[Supplied information Boundary: Start]

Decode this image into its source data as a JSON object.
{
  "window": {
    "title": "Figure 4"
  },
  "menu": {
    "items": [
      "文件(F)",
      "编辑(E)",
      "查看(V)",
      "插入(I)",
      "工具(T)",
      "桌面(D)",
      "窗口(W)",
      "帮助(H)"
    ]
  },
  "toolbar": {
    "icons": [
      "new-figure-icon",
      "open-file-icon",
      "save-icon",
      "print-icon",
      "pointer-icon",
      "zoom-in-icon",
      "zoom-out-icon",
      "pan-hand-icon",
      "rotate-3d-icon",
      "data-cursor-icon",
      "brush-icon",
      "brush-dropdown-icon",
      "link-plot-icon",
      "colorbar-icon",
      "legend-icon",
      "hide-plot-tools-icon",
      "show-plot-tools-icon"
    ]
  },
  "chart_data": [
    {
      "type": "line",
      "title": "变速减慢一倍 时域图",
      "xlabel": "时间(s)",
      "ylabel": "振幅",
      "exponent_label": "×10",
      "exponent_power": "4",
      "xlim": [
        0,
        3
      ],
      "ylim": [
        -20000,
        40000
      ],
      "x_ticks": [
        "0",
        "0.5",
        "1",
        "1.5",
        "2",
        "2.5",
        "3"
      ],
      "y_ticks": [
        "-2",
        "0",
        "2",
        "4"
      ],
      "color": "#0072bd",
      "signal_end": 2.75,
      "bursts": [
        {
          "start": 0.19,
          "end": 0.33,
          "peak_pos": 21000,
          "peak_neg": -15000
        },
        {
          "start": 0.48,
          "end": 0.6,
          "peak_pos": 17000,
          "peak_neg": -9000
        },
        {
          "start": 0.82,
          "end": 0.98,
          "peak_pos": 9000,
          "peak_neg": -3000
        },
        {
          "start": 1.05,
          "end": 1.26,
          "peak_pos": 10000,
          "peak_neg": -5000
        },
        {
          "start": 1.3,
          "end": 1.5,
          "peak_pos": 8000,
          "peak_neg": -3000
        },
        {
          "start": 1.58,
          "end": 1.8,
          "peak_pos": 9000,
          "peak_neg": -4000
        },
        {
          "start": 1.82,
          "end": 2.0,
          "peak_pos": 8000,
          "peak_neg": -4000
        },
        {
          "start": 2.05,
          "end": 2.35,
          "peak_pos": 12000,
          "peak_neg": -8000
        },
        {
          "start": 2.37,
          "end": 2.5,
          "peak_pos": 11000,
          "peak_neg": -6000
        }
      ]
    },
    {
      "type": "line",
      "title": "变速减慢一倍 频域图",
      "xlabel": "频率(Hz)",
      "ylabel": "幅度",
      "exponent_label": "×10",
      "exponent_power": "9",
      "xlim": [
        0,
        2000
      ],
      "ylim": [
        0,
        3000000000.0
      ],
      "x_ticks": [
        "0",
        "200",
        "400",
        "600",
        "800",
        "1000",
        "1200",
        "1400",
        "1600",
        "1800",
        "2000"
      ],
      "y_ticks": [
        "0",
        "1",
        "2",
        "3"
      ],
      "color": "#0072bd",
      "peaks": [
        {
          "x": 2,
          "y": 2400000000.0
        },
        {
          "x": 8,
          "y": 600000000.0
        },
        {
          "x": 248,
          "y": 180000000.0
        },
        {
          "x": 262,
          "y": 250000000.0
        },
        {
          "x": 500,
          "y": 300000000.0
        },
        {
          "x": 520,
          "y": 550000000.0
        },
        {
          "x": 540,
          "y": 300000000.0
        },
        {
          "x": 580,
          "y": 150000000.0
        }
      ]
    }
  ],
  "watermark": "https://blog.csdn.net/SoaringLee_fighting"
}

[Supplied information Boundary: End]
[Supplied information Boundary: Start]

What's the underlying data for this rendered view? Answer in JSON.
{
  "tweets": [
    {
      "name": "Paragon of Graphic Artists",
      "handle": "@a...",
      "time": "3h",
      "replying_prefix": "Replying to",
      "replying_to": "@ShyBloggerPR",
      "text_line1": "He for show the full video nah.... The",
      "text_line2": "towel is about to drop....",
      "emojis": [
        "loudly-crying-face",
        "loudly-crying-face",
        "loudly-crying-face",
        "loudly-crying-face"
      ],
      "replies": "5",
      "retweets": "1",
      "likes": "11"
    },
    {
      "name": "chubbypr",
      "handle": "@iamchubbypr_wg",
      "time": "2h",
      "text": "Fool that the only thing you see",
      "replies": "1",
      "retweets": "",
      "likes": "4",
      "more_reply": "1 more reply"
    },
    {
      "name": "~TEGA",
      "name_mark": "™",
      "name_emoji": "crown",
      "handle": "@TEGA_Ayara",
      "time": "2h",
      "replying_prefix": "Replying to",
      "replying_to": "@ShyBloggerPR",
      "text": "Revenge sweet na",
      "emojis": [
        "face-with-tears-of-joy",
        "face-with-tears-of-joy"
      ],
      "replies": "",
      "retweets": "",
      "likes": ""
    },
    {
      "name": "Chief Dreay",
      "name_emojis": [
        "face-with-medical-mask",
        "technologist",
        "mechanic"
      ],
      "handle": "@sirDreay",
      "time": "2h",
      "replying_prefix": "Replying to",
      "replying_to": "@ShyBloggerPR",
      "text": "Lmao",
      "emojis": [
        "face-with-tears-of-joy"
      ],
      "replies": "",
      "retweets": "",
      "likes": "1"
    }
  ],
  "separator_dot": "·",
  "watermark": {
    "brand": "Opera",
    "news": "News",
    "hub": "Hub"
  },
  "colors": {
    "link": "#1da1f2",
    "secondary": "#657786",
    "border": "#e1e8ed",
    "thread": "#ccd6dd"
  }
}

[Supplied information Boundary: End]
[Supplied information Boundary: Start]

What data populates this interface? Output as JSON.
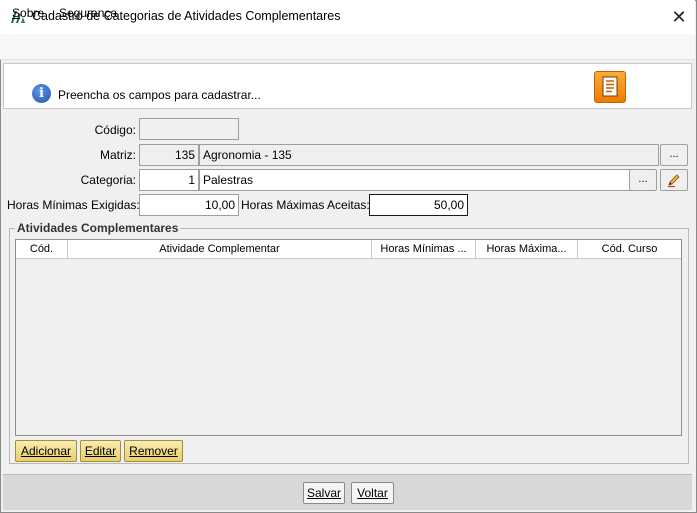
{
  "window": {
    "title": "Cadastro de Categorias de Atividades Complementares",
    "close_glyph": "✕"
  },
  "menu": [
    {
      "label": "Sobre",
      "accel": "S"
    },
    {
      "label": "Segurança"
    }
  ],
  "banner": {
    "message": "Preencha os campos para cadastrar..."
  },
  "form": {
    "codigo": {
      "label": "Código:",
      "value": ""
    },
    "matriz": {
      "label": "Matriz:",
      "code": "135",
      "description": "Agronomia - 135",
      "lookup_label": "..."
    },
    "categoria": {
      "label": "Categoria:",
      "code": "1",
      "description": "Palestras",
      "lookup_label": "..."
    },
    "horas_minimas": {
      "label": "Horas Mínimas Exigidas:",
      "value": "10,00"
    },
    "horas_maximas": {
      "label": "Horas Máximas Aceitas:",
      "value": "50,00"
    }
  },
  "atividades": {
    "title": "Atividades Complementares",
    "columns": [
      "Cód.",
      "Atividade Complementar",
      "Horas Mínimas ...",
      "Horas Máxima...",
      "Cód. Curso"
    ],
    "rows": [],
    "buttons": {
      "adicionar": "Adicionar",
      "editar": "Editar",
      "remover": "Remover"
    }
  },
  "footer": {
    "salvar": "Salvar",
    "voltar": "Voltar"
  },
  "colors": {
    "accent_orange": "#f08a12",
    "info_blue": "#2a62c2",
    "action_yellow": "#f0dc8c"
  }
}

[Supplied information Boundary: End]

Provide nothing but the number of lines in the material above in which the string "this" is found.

3